[DATA RECORDS Boundary: Start]

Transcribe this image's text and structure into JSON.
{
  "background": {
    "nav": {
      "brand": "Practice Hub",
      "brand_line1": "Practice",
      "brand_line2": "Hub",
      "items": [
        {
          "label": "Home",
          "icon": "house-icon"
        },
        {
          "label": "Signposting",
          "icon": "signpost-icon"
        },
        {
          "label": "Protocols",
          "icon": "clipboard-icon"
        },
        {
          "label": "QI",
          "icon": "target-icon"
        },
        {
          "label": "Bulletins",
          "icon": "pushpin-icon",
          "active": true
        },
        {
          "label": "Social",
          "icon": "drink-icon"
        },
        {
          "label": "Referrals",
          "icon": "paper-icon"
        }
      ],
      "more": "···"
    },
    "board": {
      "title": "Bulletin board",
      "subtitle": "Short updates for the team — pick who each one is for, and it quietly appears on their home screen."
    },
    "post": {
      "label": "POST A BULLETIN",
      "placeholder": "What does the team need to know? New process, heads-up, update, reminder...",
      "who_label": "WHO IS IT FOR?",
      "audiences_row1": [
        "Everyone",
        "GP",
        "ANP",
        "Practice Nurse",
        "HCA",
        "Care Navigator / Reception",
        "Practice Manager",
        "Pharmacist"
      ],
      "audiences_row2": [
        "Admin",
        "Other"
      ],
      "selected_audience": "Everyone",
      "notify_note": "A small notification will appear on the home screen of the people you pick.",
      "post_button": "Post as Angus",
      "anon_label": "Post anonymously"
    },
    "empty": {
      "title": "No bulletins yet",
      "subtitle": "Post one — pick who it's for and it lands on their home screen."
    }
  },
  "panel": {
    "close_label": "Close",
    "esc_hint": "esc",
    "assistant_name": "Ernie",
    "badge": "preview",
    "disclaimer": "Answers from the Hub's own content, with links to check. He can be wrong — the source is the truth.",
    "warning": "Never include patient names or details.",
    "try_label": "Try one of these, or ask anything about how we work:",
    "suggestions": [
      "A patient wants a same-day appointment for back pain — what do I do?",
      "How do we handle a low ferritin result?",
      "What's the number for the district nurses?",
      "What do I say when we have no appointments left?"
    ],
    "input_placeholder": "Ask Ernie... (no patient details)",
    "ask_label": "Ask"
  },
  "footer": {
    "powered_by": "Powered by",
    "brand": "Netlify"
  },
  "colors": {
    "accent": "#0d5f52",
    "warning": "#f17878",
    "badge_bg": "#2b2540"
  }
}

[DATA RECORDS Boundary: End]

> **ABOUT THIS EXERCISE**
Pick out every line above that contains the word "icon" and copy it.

> **ANSWER TO THIS EXERCISE**
          "icon": "house-icon"
          "icon": "signpost-icon"
          "icon": "clipboard-icon"
          "icon": "target-icon"
          "icon": "pushpin-icon",
          "icon": "drink-icon"
          "icon": "paper-icon"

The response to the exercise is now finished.